> **What you will do**: Each line that contains the string "from" counts once; report how many such lines appear in the data, as a number only.
+ + + + + + +
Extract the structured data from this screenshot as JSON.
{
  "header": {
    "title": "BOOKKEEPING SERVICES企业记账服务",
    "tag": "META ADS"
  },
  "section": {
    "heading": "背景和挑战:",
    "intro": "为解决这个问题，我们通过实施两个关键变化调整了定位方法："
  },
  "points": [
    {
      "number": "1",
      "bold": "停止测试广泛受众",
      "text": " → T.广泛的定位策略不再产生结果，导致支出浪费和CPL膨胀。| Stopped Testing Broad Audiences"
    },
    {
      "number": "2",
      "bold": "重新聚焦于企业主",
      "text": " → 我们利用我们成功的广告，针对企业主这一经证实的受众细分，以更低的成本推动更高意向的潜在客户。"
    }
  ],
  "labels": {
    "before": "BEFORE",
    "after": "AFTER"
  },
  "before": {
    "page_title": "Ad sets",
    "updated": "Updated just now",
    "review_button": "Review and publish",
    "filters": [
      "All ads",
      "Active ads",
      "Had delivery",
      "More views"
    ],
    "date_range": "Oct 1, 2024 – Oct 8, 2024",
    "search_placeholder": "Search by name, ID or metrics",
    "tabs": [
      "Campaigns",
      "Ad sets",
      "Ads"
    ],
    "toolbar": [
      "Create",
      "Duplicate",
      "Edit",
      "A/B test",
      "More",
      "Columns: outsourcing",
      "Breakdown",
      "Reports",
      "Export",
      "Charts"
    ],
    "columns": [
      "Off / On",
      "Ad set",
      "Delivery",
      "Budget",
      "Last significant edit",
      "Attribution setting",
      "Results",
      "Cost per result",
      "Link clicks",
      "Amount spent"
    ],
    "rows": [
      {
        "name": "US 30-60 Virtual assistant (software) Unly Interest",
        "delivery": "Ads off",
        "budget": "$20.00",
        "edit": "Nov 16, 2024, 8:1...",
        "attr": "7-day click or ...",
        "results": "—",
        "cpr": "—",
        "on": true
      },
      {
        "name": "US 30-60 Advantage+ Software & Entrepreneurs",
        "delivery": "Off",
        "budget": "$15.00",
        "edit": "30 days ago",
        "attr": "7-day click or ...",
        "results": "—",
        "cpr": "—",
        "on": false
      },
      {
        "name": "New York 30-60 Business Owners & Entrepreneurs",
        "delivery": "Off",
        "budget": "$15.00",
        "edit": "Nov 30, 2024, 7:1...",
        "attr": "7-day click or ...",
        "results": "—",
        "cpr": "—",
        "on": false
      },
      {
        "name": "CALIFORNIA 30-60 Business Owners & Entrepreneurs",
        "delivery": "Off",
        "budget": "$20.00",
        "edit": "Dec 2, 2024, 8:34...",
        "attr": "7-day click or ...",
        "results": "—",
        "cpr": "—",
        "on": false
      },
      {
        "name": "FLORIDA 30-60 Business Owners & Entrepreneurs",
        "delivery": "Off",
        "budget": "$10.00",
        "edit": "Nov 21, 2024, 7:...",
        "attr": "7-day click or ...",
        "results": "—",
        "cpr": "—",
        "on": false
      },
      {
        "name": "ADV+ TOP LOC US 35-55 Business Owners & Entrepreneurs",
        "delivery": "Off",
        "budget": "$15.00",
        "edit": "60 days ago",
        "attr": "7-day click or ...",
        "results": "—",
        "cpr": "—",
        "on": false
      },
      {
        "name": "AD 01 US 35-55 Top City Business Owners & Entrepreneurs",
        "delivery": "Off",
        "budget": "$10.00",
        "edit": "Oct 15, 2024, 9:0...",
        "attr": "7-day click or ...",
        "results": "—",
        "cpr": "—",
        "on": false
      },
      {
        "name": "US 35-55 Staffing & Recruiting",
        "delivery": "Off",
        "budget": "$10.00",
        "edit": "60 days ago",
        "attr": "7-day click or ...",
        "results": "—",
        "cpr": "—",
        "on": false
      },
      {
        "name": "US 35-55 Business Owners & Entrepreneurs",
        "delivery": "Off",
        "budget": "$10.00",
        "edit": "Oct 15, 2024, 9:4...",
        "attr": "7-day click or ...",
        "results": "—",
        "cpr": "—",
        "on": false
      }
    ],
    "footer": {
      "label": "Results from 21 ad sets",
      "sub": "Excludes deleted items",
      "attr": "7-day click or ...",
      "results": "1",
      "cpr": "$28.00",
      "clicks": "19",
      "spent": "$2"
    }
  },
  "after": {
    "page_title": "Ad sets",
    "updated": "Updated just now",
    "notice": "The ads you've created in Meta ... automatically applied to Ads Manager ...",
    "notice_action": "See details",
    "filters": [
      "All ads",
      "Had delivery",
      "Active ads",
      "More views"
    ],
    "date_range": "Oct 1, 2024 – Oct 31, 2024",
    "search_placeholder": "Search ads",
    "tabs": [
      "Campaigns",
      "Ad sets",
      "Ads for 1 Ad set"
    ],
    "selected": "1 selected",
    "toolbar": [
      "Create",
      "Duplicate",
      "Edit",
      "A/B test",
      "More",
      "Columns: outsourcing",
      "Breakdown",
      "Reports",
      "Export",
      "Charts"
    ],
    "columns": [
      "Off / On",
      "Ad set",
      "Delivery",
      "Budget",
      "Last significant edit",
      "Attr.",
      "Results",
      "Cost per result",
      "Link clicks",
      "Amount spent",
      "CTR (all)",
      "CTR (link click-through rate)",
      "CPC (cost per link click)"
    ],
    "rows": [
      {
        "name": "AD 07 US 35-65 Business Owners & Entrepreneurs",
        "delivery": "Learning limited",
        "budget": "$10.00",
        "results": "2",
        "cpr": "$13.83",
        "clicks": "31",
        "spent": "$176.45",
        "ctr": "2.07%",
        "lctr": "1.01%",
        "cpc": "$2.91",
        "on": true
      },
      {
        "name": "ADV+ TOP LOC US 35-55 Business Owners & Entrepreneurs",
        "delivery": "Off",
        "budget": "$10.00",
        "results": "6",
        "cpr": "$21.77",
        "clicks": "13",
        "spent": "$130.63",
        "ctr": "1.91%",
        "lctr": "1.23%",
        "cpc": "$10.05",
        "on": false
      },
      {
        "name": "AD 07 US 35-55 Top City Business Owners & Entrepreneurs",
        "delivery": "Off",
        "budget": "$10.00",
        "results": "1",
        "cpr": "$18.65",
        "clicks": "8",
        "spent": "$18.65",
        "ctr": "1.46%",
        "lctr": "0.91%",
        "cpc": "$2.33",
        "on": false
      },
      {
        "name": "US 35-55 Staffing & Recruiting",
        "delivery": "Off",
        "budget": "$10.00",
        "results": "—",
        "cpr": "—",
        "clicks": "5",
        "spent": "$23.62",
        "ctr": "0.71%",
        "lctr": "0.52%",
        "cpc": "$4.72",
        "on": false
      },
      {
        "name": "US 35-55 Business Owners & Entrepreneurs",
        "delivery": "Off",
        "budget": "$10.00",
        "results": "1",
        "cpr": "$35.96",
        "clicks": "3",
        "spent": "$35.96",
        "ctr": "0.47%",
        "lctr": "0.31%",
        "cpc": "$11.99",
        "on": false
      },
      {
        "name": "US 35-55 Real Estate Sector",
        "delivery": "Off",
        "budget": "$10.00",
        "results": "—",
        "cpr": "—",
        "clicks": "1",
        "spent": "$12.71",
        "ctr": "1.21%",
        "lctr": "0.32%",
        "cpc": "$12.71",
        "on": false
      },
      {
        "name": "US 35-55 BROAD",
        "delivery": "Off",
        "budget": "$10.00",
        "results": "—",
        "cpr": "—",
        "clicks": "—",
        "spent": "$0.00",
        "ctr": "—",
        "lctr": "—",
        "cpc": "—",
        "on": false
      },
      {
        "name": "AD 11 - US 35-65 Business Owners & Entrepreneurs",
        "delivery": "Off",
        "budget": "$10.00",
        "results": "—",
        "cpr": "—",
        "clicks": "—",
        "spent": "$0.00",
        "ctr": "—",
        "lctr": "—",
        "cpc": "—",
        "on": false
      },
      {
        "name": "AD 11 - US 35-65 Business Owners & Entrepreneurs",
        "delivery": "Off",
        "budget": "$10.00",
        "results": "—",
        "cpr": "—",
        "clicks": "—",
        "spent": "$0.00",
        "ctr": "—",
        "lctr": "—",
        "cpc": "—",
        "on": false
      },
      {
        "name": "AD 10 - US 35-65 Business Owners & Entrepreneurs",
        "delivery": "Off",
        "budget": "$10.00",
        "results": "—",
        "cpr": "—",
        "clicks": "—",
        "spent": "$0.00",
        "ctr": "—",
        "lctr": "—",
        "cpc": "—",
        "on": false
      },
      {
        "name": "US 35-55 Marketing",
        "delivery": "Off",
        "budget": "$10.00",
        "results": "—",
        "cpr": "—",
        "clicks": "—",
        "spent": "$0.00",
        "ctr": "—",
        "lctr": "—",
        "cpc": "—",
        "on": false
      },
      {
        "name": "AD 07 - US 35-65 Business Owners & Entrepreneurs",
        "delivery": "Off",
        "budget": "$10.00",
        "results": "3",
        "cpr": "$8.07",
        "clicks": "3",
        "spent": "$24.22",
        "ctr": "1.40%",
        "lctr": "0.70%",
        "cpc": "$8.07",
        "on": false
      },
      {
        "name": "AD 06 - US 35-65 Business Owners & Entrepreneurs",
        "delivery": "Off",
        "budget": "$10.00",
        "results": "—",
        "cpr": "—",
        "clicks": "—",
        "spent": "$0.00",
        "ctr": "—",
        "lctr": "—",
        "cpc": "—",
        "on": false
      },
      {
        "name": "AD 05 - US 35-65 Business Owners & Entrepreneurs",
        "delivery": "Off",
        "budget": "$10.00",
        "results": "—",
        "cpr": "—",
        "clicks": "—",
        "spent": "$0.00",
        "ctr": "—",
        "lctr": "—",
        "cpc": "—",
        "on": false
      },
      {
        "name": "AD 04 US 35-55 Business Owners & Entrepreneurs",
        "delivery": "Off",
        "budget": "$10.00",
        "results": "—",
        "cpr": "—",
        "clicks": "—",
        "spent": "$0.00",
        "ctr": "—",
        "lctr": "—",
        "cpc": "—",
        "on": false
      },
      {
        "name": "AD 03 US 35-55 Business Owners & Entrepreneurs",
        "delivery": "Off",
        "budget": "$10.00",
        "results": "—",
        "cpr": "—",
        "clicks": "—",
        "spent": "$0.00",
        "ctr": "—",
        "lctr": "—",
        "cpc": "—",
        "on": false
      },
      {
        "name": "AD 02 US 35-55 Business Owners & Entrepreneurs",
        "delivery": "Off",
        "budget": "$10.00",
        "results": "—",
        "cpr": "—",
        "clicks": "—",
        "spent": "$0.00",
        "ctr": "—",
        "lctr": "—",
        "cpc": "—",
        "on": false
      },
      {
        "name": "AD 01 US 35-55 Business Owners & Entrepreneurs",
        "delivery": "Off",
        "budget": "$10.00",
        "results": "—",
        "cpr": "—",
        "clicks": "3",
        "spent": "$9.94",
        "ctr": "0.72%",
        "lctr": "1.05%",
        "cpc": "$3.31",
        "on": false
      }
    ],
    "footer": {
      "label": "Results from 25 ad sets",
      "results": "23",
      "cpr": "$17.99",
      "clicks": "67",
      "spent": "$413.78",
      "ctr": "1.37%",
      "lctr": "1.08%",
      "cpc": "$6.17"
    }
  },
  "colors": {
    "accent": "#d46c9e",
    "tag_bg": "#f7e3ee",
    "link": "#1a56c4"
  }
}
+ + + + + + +
> **Exercise output**: 3